**WHAT NEEDS TO BE DONE**.
Find and copy each line in the material below where the string "more" occurs.

↓

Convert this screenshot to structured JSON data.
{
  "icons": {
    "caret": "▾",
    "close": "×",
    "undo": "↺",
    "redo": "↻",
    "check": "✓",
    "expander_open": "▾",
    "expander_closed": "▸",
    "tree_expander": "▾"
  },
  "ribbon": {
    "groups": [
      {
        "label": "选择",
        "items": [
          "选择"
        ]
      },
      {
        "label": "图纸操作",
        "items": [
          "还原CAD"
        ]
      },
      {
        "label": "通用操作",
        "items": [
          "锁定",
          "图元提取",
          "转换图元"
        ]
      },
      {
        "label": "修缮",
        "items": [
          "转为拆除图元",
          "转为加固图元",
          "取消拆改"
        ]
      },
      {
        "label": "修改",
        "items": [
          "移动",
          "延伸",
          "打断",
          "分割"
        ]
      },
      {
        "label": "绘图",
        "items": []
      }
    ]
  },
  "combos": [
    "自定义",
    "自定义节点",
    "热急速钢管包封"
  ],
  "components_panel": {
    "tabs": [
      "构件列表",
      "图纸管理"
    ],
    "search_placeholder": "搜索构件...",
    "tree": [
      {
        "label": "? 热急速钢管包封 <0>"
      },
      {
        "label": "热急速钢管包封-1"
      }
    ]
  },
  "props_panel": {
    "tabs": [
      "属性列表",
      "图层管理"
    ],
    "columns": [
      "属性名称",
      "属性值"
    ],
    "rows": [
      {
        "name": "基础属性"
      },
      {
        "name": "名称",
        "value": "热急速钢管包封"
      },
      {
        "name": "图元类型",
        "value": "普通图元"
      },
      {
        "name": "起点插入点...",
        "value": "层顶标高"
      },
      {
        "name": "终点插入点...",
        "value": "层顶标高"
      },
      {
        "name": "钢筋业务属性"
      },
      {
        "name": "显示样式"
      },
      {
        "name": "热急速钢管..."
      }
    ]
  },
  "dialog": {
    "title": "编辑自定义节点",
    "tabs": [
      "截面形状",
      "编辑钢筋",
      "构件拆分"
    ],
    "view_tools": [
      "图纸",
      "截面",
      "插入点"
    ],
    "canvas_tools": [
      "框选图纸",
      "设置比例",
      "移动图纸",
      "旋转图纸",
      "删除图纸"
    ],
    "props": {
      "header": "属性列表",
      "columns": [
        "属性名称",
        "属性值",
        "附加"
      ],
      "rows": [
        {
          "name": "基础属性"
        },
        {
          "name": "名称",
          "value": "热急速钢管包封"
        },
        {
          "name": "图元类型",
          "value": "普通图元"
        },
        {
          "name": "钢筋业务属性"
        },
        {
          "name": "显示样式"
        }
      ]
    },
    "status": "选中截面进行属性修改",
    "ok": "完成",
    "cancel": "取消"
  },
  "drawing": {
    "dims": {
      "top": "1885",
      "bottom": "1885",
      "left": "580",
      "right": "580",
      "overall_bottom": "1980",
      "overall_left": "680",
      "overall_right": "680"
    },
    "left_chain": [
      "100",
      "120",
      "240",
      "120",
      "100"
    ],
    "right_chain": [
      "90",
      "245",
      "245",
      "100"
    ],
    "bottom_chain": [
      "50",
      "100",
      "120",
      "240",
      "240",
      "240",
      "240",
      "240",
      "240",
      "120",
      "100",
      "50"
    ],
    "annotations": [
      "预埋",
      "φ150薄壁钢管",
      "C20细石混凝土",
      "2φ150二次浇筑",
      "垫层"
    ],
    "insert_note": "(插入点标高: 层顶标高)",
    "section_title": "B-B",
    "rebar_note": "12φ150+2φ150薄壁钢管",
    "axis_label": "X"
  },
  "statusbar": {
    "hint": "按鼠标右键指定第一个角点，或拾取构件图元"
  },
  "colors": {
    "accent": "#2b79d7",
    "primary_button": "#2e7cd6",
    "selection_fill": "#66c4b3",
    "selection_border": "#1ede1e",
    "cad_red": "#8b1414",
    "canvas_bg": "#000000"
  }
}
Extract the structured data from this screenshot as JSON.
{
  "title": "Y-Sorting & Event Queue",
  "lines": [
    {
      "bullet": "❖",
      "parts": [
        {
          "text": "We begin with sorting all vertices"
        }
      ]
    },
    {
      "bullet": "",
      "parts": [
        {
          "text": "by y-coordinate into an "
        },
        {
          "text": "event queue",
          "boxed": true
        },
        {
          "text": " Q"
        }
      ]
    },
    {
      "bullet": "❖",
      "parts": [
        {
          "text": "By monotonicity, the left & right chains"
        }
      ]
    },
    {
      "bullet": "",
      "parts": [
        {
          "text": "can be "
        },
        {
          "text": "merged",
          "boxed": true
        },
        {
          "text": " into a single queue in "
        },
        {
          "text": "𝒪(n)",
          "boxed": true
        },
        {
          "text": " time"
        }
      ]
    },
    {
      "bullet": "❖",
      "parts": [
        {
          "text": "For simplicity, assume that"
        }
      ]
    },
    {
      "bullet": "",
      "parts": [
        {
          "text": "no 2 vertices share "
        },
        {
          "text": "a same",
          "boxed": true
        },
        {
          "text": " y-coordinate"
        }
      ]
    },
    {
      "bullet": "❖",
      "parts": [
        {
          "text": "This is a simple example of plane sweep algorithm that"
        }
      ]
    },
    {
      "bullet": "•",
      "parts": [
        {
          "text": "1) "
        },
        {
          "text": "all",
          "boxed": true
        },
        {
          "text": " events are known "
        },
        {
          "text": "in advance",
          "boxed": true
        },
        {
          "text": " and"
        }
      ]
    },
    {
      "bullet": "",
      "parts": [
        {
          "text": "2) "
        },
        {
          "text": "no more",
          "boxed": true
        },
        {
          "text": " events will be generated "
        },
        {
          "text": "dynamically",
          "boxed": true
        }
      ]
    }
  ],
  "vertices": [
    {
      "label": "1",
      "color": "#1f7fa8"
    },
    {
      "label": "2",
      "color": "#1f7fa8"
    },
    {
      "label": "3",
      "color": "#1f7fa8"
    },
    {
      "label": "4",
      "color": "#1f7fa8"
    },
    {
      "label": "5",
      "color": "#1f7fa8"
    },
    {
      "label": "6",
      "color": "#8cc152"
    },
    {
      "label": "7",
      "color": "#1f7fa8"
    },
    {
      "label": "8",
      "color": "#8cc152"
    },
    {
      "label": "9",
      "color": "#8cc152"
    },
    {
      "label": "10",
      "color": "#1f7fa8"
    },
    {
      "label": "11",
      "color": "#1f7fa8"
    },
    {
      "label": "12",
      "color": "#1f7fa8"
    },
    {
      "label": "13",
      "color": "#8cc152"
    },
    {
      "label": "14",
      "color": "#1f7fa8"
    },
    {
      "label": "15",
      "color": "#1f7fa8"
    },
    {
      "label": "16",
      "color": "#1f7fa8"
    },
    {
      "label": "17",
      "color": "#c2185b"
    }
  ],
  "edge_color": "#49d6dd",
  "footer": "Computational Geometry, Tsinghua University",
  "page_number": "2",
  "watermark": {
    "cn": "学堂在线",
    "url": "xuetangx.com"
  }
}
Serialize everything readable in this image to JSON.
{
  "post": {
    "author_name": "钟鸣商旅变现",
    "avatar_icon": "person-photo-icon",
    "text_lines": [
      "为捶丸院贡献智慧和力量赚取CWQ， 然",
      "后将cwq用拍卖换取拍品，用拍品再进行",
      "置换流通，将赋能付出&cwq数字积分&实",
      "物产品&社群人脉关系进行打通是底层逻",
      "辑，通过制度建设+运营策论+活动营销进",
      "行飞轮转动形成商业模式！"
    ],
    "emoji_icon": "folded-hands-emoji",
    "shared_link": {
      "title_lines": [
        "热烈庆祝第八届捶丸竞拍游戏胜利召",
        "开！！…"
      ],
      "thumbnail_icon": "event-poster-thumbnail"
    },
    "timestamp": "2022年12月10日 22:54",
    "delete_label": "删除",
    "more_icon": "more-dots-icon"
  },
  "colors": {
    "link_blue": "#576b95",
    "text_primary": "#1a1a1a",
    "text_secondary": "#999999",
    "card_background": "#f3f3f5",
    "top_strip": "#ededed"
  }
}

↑

**ANSWER AREA**.
          "text": "no more",
    "more_icon": "more-dots-icon"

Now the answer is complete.